Players can adjust to these factors by making several changes to their technique. Paintball players must make calculations based on the distance to the target, the wind’s strength, and direction. For example, if the wind is blowing to the left, the player must aim slightly to the right of the target to compensate for the wind resistance.
You can also adjust the angle at which they hold the gun, aiming slightly higher or lower depending on the distance to their target. To account for wind resistance, players can also adjust their aim slightly to the left or right, depending on the direction and strength of the wind.
A higher pressure will result in a faster initial speed, while a lower pressure will result in a slower initial speed. Players can aim better by practicing shooting at various targets under different conditions. They can also experiment with different types of paintballs, as some are more resistant to wind and travel farther than others.
Interior ballistics is the study of how projectiles are propelled out of a gun. In paintball, interior ballistics is critical to the performance of the gun, as it determines how much force is behind each shot.
When a paintball gun is fired, compressed gas is released from a tank, which then propels the paintball down the barrel of the gun. The role of compressed gas in paintball guns is critical, as it provides the power necessary to propel paintballs at high speeds.
There are two main types of compressed gas used in paintball guns: CO2 and compressed air. CO2 is a common choice for beginner players, as it is readily available and relatively inexpensive. When CO2 is released from the tank, it expands rapidly, creating a high-pressure gas bursting the paintball out of the gun.
Compressed air (HPA) is a popular choice for more experienced players, as it provides more consistent performance than CO2. Compressed air is stored in a tank at a pressure of 3000 to 4500 psi, which is much higher than the pressure of CO2 tanks. When the trigger is pulled, the compressed air is released from the tank and regulated to a lower pressure before it enters the firing chamber. This regulated pressure provides a consistent force behind each shot, which can improve accuracy.
In addition to the type of compressed gas used, the size of the tank can also affect the performance of a paintball gun. A larger tank can hold more gas, which can provide more shots before the tank needs to be refilled. However, a larger tank can also add weight to the gun, which can make it more difficult to maneuver on the field.
Another important component of interior ballistics is the barrel of the gun. The length and diameter of the barrel can affect the speed and accuracy of paintballs. A longer barrel can provide greater accuracy by allowing the paintball to travel further down the barrel and stabilize before leaving the gun. But, a longer barrel can also decrease the velocity of the paintball, which can make it more susceptible to wind resistance.

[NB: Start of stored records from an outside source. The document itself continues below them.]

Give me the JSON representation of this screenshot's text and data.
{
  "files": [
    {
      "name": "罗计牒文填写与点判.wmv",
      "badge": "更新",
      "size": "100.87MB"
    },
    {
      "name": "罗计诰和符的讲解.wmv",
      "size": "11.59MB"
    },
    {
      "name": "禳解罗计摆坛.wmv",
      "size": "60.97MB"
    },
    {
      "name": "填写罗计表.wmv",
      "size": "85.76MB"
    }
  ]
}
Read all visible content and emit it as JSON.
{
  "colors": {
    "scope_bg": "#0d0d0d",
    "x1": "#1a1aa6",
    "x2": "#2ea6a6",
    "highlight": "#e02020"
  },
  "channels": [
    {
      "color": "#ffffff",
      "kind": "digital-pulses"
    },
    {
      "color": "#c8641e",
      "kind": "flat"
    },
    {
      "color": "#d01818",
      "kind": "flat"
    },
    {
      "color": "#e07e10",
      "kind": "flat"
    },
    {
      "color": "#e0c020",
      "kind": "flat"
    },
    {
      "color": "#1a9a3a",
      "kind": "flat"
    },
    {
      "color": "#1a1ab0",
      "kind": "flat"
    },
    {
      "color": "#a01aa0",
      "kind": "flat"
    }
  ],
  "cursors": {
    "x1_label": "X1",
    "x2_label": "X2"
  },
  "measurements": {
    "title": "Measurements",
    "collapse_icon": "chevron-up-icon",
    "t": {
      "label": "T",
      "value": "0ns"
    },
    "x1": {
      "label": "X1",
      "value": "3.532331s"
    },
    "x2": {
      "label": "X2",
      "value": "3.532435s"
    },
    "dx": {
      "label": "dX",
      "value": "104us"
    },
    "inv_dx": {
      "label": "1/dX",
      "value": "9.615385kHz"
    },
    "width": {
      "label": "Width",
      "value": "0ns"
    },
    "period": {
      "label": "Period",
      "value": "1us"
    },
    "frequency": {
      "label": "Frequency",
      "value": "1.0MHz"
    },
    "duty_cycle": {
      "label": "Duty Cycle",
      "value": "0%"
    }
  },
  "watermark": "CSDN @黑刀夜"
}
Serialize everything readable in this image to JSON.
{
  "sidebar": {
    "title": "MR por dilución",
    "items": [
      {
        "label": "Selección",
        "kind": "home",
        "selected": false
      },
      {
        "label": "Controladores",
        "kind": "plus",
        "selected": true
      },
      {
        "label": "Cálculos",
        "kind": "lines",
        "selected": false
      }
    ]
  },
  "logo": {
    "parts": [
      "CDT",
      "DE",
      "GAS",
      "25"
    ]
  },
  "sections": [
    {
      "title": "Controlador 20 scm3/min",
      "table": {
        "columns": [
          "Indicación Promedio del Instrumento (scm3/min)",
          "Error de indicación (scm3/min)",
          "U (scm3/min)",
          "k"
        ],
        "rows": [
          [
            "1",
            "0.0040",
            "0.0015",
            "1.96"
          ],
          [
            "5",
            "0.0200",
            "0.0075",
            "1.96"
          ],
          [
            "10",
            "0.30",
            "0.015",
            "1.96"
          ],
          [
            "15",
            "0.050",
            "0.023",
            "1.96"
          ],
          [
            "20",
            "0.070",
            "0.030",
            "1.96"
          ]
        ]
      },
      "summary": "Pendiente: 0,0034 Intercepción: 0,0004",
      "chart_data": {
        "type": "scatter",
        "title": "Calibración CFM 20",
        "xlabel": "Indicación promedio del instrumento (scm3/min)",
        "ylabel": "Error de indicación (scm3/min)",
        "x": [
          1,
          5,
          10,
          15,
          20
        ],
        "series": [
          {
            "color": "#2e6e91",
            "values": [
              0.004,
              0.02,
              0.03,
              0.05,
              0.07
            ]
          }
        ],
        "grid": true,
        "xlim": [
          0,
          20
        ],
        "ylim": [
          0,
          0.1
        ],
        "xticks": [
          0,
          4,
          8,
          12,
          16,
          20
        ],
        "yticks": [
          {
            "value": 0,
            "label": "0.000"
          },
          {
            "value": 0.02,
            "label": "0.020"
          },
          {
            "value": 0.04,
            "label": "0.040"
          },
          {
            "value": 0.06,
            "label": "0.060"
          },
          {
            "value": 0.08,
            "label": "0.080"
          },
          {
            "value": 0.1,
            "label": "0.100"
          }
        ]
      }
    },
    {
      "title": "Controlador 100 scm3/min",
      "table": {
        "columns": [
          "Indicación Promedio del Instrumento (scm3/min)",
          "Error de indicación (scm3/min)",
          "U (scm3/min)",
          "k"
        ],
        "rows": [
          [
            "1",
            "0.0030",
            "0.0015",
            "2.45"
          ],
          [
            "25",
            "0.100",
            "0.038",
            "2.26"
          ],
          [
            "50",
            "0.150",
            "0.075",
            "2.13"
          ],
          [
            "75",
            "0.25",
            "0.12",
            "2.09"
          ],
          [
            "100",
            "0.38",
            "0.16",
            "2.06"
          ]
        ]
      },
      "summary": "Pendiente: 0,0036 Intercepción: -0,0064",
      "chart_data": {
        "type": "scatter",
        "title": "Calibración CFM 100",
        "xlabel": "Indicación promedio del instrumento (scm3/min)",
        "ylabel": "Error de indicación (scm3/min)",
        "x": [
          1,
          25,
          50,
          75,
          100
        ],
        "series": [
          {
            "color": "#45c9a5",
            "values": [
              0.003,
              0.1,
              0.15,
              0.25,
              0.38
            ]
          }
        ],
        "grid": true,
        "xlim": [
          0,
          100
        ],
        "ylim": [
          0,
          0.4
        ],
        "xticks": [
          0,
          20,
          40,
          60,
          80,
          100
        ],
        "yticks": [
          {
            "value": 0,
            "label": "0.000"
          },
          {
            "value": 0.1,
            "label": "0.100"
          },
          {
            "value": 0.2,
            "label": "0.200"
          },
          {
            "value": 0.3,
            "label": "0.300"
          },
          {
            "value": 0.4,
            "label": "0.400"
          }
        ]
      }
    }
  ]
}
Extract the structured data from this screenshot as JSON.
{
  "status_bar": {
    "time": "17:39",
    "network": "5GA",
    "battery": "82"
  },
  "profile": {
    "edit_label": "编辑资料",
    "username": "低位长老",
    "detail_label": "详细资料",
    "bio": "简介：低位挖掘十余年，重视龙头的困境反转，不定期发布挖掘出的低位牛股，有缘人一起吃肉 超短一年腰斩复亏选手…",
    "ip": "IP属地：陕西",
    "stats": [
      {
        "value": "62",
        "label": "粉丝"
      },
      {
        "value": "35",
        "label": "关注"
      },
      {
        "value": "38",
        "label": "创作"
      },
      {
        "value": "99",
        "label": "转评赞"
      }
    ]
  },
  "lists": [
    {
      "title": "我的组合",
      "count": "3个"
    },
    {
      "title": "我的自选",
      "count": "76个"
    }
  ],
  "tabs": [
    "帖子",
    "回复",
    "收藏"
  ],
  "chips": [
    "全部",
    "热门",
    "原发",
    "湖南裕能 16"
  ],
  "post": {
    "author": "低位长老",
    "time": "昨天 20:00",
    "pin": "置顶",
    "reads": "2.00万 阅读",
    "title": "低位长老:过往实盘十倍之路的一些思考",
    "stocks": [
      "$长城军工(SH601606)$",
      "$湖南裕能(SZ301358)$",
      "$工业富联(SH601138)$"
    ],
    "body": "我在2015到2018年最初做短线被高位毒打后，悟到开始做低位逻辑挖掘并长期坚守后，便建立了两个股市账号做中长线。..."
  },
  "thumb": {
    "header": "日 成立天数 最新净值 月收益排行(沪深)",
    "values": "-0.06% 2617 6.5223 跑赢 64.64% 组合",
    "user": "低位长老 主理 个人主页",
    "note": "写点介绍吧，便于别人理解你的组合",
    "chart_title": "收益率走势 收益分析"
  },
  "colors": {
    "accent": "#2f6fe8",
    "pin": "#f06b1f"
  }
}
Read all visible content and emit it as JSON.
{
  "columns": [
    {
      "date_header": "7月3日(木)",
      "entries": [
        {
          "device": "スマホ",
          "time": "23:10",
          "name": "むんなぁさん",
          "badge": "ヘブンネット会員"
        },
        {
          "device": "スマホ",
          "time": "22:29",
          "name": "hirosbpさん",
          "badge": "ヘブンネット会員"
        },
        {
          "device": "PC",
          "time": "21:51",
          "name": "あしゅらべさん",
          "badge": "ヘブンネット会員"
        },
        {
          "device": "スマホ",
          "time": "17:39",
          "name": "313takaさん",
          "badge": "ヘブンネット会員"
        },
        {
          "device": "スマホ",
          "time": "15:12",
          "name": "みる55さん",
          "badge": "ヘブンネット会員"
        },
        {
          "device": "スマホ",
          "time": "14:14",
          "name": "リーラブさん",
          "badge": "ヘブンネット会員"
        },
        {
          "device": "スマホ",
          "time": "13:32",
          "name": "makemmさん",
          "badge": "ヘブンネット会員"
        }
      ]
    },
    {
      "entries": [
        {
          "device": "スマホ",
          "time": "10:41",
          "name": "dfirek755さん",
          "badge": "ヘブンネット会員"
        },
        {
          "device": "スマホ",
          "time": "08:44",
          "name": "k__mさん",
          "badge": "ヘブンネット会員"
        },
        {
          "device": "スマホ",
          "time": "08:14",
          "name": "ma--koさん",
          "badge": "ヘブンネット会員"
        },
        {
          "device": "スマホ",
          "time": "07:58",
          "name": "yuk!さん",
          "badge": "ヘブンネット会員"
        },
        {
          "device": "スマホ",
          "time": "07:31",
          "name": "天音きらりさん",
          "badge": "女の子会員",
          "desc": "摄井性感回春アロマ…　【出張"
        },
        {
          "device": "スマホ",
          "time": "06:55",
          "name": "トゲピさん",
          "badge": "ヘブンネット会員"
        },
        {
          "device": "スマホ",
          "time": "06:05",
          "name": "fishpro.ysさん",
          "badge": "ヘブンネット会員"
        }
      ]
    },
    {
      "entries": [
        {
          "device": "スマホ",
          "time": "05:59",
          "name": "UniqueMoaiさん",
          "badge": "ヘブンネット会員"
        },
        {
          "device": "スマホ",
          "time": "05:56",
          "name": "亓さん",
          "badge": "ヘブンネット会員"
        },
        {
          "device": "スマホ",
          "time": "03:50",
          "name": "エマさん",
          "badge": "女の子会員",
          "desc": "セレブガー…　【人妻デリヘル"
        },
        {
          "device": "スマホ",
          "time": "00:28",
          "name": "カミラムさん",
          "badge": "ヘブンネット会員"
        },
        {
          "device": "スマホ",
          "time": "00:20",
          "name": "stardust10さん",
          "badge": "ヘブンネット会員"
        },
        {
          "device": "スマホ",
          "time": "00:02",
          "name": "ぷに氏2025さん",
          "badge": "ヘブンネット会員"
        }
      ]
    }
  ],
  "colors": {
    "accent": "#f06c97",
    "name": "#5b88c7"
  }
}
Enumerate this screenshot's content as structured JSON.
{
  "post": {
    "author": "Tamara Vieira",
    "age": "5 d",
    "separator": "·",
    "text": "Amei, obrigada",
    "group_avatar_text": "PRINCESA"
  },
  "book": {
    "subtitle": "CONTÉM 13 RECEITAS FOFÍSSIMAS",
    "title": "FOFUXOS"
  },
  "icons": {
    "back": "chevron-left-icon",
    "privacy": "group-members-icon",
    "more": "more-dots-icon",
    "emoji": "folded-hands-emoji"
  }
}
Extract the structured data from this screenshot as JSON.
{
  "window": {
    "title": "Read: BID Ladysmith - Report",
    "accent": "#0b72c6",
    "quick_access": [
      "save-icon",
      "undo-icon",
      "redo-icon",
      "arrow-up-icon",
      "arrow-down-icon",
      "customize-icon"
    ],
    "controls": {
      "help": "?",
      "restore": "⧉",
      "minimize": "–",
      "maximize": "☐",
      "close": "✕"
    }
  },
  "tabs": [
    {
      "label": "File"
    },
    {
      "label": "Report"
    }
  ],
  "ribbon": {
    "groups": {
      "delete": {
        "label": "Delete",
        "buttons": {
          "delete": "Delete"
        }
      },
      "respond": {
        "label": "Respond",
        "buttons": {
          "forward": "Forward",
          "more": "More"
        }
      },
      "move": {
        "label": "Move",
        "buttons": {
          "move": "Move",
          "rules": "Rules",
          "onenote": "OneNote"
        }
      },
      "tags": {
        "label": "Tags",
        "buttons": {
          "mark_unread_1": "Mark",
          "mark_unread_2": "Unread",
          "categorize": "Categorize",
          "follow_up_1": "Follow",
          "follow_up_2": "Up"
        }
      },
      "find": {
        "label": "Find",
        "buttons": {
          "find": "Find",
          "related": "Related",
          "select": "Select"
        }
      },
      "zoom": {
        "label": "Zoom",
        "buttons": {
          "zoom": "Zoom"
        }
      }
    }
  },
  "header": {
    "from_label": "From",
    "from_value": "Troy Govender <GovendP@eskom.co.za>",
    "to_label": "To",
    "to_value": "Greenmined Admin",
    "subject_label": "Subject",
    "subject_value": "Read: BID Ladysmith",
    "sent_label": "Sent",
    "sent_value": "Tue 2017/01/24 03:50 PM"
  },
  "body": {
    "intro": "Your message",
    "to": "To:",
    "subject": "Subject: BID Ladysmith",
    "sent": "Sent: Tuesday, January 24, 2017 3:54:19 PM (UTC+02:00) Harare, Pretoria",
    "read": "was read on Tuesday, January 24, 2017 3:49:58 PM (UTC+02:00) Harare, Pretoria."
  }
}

A narrower barrel, on the other hand, can increase the paintball’s velocity by reducing the amount of air that escapes around the ball.
Understanding the science behind paintball ballistics is a critical component of becoming a successful paintball player. Players can improve their accuracy by adjusting for speed, angle, and wind resistance. So next time you hit the paintball field, remember to consider these factors and use the science of ballistics to your advantage.